For so long we have waited – we’ve paced our sitting rooms, religiously taken our daily exercise but, mostly, we’ve been stuck at home. Finally, freedom is ours. We can eat in a restaurant, stop drinking at home, nip down the pub if the fancy takes us and, best of all, we’re allowed to go on holiday.
The writing seemed to be on the wall a few weeks ago, even before Boris made his long-awaited announcement, and because everyone in our household was itching to book a holiday, I started looking at France.
As I scanned various websites and drooled over sun-drenched villas, their availability disappeared before my very eyes. Whether the destination was rural or coastal, a big chateau or a small villa, it seemed we weren’t the only ones with wanderlust. Hundreds of sunseekers were snapping up dates. Well, of course, they were. The French had just been granted their liberty. They were ahead of us in the recovery race and, as we all know, the French love a staycation. So our holiday plans were under threat from the natives as well as foreign visitors like ourselves.
Everyone agreed we would drive over to France this year and, most importantly, Izzy declared she wanted to take her Mini (well it is a cabriolet). It was a home run for the parents. As Izzy was driving, she wasn’t keen to go all the way down to the south coast. In fact, she began talking excitedly about chateaux in the Loire Valley or the Dordogne (we’ve been trying to persuade the girls to go there for years).
But even though we could find incredible accommodation, by the time we sat down to discuss our plans and finally reach a decision, every single place was booked. I suspected we were up against more Brits than French on our dates. We had to be safely within a 28-day cancellation period prior to our arrival, just in case Boris and Emmanuel didn’t agree to let their countrymen Channel hop by early July. And we certainly weren’t the only ones crossing their fingers with a fallback plan.
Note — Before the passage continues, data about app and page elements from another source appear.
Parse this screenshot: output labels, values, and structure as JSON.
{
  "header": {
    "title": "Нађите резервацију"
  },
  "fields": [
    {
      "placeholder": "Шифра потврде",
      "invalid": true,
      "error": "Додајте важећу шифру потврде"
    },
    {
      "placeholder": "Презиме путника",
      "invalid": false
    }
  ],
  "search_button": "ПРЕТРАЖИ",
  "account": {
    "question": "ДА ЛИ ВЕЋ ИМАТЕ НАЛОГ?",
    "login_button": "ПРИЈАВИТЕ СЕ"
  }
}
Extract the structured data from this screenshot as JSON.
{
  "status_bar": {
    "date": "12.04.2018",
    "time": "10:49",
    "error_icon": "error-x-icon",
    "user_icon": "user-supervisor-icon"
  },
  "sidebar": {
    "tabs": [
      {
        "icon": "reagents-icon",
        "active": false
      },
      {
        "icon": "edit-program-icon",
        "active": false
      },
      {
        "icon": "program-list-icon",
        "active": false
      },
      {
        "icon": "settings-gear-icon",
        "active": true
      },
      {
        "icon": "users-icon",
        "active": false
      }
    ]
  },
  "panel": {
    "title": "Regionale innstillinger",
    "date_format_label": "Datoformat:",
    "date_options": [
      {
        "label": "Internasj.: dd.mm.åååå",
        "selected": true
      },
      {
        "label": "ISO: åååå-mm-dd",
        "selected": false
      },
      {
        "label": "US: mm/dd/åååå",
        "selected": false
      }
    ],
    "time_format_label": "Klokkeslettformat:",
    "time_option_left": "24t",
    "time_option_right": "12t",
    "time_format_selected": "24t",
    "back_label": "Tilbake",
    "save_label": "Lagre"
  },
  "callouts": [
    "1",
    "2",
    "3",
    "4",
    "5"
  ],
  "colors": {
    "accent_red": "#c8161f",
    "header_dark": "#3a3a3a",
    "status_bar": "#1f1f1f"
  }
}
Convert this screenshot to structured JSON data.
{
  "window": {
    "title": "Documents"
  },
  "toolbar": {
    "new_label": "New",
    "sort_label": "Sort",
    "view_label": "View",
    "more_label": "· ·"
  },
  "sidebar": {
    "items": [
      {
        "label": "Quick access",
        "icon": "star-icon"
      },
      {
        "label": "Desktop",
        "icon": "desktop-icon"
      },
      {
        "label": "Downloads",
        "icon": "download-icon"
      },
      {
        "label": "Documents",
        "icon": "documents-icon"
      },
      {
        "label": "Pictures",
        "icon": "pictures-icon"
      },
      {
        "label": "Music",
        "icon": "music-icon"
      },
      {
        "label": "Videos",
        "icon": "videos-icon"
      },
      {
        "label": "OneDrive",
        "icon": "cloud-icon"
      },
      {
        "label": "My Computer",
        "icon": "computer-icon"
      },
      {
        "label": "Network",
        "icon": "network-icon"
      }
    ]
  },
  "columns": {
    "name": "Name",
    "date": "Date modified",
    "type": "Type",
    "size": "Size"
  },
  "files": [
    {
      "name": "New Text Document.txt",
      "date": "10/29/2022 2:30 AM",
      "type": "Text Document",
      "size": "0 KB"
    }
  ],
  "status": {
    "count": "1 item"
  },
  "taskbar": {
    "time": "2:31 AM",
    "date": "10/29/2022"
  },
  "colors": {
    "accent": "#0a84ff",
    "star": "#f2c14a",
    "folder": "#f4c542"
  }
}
Finally, we booked a beautiful place in rural France and allowed ourselves to believe we would be going on holiday. And then the indecision started. Izzy was absolutely, categorically driving her little Mini. So I booked it in for a full service with the local garage. “But you should so take the Mustang,” she told me. “Then we’ll both be able to drive with our roofs down. It’ll be amazing.”
I considered this for a moment. “Well, yes, it would be nice – but what about all our luggage?”
Then Richard joined in the conversation, “Ooh, I could take a bike. Or no, hang on, if you’re both taking soft-top cars maybe I should, too. Hmm… Which one though?”
Izzy, Willow and I looked at each other in bewilderment. “Now come on girls, how many years have I been waiting to drive through France with you? I just have to drive something special.”
Willow rolled her eyes, “But you won’t exactly be with us, will you? You’ll be in another car. A two-seater car, an old car which will probably break down because its 100-year-old big-end gasket fly chain or something will go bang and we’ll all end up sitting on the side of the road waiting for the agencie automobile, or whatever it’s called, to rescue us.
“We’ll be stuck for days in a tiny gîte over a cow barn filled with old dung and no air-conditioning in the back end of nowhere while we wait for a man with the right size spanner to fix it.
“You’ll drink wine till you can’t walk to get over the trauma, we’ll miss half our holiday and we’ll come home pasty-faced and miserable.”
Well, that told him. “I promise if I take an old car and it breaks down, the usual rules apply. You leave me and go on regardless.” He gave us a pleading smile.
So the holiday is booked, I will probably take the old Discovery just in case I need to rescue or tow anyone, and Lord only knows what means of travel my dear husband will ultimately take. I will need to get the air-con fixed, though, otherwise I will be a pasty and perspiring mess after a two-day drive.
That is, of course, unless somebody breaks down…